The first flying car race was held
The 300-meter eVTOL Airspeeder acceleration race was held in the desert of South Australia, as an introduction to the first real season of racing these flying cars
Photo Credits: Alauda Aeronautics
Australian startup Alauda Aeronautics unveiled its Airspeeder Mk3 drone, designed for aerial racing, this summer. This aircraft will be the backbone of the world's first-class of EXA racing aircraft, whose first racing season should take place without pilots in the aircraft, and then with them.
To showcase the capabilities of their racing drones, the organizers of this competition held the first real race in the South Australian desert this week. It served as the premiere, short 300-meter acceleration race, and was supposed to show what all their aircraft are capable of and what we can expect from the first season of racing. It should take place over the next year at multiple locations around the world.
Two Alauda Aeronautics Mk3 Speeder aircraft and their teams Alpha and Bravo made up of engineers who created the entire project, faced off in a short race as part of this pre-season test. The teams were on the ground and the aircraft were piloted remotely. The winner was ultimately declared, although the main goal of the race would be to show off the capabilities of flying cars and “take away the glory” in front of colleagues.
The drones flew ten meters above the ground, at speeds in excess of 150 km / h, and the winner was the Bravo team with a red aircraft. It passed the finish line 3.2 seconds before the black racing car of the Alpha team.

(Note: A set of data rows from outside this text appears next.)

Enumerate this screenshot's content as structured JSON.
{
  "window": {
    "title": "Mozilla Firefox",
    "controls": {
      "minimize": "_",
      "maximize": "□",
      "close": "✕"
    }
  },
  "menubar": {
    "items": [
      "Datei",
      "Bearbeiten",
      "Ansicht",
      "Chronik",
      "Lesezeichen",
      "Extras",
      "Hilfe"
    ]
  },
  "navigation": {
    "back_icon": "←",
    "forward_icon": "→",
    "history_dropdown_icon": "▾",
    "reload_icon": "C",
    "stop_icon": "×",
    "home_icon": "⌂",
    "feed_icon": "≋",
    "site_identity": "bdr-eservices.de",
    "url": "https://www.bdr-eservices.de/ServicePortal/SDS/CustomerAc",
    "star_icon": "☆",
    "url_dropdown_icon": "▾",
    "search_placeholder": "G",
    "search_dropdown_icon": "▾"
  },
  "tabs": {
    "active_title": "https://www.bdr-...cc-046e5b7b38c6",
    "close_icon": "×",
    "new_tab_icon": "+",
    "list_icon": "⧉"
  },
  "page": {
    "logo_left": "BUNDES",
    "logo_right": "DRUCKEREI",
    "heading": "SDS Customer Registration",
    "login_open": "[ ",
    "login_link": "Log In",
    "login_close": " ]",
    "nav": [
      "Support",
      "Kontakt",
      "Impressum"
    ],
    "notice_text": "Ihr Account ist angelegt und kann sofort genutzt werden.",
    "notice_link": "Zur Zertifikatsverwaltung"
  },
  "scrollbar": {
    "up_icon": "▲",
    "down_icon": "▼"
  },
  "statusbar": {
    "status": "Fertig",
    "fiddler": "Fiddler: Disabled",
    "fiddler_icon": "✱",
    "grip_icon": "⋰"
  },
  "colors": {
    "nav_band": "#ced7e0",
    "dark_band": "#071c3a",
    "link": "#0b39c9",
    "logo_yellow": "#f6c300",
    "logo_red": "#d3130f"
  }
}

Airspeeders normally fly on fully electric drive, their engine power is 130 hp, the mass of the empty (unmanned) aircraft is about 100 kilograms, and the highest speed of horizontal flight is declared at as much as 200 km / h.
By: Olivia J. - Zexron